------ MATERIAL SUPPLIED ------

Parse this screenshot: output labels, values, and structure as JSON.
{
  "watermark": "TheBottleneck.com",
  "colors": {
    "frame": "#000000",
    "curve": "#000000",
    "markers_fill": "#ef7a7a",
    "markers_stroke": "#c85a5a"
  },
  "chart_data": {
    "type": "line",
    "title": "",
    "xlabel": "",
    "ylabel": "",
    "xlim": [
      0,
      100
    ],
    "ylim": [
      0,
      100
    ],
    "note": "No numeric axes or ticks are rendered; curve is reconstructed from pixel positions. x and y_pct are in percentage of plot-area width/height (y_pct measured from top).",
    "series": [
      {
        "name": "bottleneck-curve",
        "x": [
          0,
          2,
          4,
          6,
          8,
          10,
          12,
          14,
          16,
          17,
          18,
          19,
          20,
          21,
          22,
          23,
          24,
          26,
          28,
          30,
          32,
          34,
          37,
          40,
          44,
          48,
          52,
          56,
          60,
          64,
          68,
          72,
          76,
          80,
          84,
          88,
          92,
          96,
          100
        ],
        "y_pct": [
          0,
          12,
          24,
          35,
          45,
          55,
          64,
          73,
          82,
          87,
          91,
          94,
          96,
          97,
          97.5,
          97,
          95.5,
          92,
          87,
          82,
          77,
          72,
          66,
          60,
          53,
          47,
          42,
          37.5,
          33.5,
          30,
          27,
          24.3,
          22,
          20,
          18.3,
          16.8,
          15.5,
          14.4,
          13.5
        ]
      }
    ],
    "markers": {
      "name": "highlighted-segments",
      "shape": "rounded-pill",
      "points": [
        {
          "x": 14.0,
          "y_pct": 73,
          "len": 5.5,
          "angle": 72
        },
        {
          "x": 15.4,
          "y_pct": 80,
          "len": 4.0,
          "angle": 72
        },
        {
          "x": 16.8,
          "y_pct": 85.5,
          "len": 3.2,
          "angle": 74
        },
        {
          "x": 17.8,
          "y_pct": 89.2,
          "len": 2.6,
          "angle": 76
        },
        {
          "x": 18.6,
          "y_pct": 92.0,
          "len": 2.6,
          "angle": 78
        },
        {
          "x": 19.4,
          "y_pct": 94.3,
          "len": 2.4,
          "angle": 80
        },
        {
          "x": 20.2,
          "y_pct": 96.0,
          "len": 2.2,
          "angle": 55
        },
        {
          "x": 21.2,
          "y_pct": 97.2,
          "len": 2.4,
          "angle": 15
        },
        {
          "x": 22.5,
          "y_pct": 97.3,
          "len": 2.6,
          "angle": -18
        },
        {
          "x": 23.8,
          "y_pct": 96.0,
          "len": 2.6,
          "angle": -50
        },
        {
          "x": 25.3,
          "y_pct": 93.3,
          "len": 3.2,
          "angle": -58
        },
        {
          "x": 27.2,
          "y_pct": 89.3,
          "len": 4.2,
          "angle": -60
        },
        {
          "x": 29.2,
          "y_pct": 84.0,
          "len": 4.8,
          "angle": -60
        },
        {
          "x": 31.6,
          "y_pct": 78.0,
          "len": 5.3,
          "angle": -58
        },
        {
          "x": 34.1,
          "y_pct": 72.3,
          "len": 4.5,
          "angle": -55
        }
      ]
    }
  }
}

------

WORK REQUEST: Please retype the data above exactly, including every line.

ANSWER BOX:
Parse this screenshot: output labels, values, and structure as JSON.
{
  "watermark": "TheBottleneck.com",
  "colors": {
    "frame": "#000000",
    "curve": "#000000",
    "markers_fill": "#ef7a7a",
    "markers_stroke": "#c85a5a"
  },
  "chart_data": {
    "type": "line",
    "title": "",
    "xlabel": "",
    "ylabel": "",
    "xlim": [
      0,
      100
    ],
    "ylim": [
      0,
      100
    ],
    "note": "No numeric axes or ticks are rendered; curve is reconstructed from pixel positions. x and y_pct are in percentage of plot-area width/height (y_pct measured from top).",
    "series": [
      {
        "name": "bottleneck-curve",
        "x": [
          0,
          2,
          4,
          6,
          8,
          10,
          12,
          14,
          16,
          17,
          18,
          19,
          20,
          21,
          22,
          23,
          24,
          26,
          28,
          30,
          32,
          34,
          37,
          40,
          44,
          48,
          52,
          56,
          60,
          64,
          68,
          72,
          76,
          80,
          84,
          88,
          92,
          96,
          100
        ],
        "y_pct": [
          0,
          12,
          24,
          35,
          45,
          55,
          64,
          73,
          82,
          87,
          91,
          94,
          96,
          97,
          97.5,
          97,
          95.5,
          92,
          87,
          82,
          77,
          72,
          66,
          60,
          53,
          47,
          42,
          37.5,
          33.5,
          30,
          27,
          24.3,
          22,
          20,
          18.3,
          16.8,
          15.5,
          14.4,
          13.5
        ]
      }
    ],
    "markers": {
      "name": "highlighted-segments",
      "shape": "rounded-pill",
      "points": [
        {
          "x": 14.0,
          "y_pct": 73,
          "len": 5.5,
          "angle": 72
        },
        {
          "x": 15.4,
          "y_pct": 80,
          "len": 4.0,
          "angle": 72
        },
        {
          "x": 16.8,
          "y_pct": 85.5,
          "len": 3.2,
          "angle": 74
        },
        {
          "x": 17.8,
          "y_pct": 89.2,
          "len": 2.6,
          "angle": 76
        },
        {
          "x": 18.6,
          "y_pct": 92.0,
          "len": 2.6,
          "angle": 78
        },
        {
          "x": 19.4,
          "y_pct": 94.3,
          "len": 2.4,
          "angle": 80
        },
        {
          "x": 20.2,
          "y_pct": 96.0,
          "len": 2.2,
          "angle": 55
        },
        {
          "x": 21.2,
          "y_pct": 97.2,
          "len": 2.4,
          "angle": 15
        },
        {
          "x": 22.5,
          "y_pct": 97.3,
          "len": 2.6,
          "angle": -18
        },
        {
          "x": 23.8,
          "y_pct": 96.0,
          "len": 2.6,
          "angle": -50
        },
        {
          "x": 25.3,
          "y_pct": 93.3,
          "len": 3.2,
          "angle": -58
        },
        {
          "x": 27.2,
          "y_pct": 89.3,
          "len": 4.2,
          "angle": -60
        },
        {
          "x": 29.2,
          "y_pct": 84.0,
          "len": 4.8,
          "angle": -60
        },
        {
          "x": 31.6,
          "y_pct": 78.0,
          "len": 5.3,
          "angle": -58
        },
        {
          "x": 34.1,
          "y_pct": 72.3,
          "len": 4.5,
          "angle": -55
        }
      ]
    }
  }
}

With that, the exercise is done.